will create a (possibly-empty) random binary tree with the given number
of levels.
You will see a statement computing a double value called **prob**.
You should
use the provided random number generator to generate a random double
value
between 0.0 and 1.0. If the randomly-generated number is greater
than
**prob**, then the method should return null (an empty tree).
Otherwise,
it should create a new node (using the **create** method of the
**factory** object), setting the left and right sub-trees of the new
node
to be random subtrees whose maximum number of levels is **numLevels-1**.

Don't forget to implement a base case so that you return an empty
(null)
tree when **numLevels** is zero.

To test your implementation of **MakeRandomTree**, run the **TreeDemo**
program and click the "Random" button. You should see a tree that
looks something like the following:

You second task is to implement several binary tree traversal algorithms. These algorithms will visit each node in the binary tree.

In each traversal,
you will need to use the methods of the **BinTreeNodeVisitor**
object passed
to the traversal method to record the various stages of visitation
(start,
visit, finish) at each node. **start** should be called
immediately
upon reaching a node for the first time. **visit**, as the
name
implies, is the "official" visitation of the node. **finish**
should
be called after visiting the node and recursively visiting its
subtrees.
Note that in the case of level-order traversal, which is not recursive,
you can just call start, visit, and finish in succession on each
node you reach.

You will need to handle the base case where one of the sub-trees of a node is null.

To test one of your traversal algorithms, run **TreeDemo**, create
a random tree, select the algorithm name from the combo box, and
click "Start!".

The **PreOrder** class implements a Pre-Order traversal. A
Pre-Order traversal visits the node, recursively traverses the left
sub-tree,
and then recursively traverses the right sub-tree.

The **PostOrder** class implements a Post-Order traversal. A
Post-Order traversal recursively traverses the left sub-tree,
recursively traverses the right sub-tree, then visits the node,.

The **InOrder** class implements an In-Order traversal. A
In-Order traversal recursively traverses the left sub-tree,
visits the node,
and then recursively traverses the right sub-tree.

The **LevelOrder** class implements a Level-Order traversal.
A Level-order traversal first visits the root, then each child of the
root,
then each grand-child, etc.
Unlike the
other traversals, Level Order is not defined recursively.
Instead,
you should use a queue to keep track of the next node to be
visited.
The algorithm for level order visitation is as follows:

create a queue

enqueue the root node

while the queue is not empty {

dequeue a node

start, visit, and finish the node

enqueue each child of the node

}

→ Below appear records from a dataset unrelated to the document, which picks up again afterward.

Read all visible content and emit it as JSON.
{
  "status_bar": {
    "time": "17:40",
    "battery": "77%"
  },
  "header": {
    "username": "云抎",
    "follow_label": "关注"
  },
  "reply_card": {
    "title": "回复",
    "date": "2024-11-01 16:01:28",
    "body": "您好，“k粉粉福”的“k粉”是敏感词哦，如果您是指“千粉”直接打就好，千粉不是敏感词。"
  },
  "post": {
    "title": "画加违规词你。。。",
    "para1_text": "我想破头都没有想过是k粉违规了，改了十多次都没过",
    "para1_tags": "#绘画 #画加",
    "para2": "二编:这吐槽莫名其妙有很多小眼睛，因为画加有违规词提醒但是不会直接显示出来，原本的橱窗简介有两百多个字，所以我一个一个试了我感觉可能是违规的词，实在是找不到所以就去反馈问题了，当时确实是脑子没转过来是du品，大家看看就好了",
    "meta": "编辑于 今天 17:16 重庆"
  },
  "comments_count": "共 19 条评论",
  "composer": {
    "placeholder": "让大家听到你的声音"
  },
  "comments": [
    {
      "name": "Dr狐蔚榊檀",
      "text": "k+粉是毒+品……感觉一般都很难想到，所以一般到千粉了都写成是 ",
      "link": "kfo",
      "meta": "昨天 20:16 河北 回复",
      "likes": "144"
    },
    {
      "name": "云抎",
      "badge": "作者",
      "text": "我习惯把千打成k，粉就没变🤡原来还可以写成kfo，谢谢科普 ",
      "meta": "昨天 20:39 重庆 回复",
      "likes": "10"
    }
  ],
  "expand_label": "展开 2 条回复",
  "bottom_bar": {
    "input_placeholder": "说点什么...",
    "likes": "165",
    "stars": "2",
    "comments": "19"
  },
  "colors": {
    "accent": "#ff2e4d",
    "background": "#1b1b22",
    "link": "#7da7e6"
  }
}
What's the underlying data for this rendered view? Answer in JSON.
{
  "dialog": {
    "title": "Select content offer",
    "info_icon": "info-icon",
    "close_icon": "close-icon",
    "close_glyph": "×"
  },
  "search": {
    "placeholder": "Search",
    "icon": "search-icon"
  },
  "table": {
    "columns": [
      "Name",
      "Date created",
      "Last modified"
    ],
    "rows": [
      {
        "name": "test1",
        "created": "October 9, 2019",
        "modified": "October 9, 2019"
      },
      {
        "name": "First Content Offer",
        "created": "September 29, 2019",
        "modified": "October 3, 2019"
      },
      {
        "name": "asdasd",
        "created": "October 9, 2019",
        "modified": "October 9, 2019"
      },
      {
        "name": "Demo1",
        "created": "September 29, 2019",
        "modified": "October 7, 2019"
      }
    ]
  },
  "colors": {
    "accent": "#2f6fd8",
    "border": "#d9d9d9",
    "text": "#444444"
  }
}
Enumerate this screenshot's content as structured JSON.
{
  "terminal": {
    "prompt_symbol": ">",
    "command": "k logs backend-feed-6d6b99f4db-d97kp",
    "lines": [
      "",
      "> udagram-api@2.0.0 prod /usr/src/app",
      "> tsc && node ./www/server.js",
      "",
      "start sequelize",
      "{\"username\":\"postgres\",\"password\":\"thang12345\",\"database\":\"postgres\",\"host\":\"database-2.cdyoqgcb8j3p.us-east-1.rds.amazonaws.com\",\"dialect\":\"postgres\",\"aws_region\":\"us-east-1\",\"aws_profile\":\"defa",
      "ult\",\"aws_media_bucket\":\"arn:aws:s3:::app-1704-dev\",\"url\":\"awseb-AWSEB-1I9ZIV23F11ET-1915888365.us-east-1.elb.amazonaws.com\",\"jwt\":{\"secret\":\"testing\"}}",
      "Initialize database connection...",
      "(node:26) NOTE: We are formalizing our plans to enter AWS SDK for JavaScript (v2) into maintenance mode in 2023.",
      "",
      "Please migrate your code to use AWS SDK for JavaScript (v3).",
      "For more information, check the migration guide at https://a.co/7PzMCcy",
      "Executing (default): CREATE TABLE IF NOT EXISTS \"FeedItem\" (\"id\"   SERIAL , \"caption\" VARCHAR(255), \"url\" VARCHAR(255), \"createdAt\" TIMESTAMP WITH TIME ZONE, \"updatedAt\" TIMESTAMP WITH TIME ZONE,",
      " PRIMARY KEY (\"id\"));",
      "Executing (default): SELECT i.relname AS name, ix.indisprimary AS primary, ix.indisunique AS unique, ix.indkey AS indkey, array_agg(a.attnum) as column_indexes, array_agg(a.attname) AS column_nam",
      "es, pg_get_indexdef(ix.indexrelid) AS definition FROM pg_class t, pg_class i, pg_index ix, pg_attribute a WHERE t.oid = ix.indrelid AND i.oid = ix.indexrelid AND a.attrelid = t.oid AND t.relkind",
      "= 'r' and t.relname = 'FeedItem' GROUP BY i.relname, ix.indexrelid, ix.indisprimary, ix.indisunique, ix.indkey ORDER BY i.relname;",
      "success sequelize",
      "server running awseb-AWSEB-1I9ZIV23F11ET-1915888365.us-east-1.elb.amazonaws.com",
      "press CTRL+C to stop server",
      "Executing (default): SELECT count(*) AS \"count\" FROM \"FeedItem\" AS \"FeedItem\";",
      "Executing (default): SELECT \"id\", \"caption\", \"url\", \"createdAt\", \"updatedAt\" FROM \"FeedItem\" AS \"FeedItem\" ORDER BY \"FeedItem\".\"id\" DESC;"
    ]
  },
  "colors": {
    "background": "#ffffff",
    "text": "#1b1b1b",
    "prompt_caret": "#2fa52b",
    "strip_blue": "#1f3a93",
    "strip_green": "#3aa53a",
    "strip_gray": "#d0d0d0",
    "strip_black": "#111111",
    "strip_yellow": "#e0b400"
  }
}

You may use a **java.util.LinkedList** object as a queue.
Create the linked list as follows:

LinkedList<BinTreeNode> queue = new LinkedList<BinTreeNode>();

The **isEmpty** method returns whether or not the queue is
empty.
Use the **addLast** method to enqueue nodes and the **removeFirst**
method to dequeue a node.

Level-Order traversal is also known as "Breadth First Search". (You imlemented this algorithm in Assignment 4 to perform a web crawl.) When you run the animation for this traversal, it should be clear why.

To submit, first export your project by right-clicking on the name of the project (CS201_Assign5) in the Package Explorer, and then choosing Export->General->Archive File. Save the project as a zip file. Upload the zip file to the Marmoset server as Project 5:

You should have received your Marmoset username and password in an email.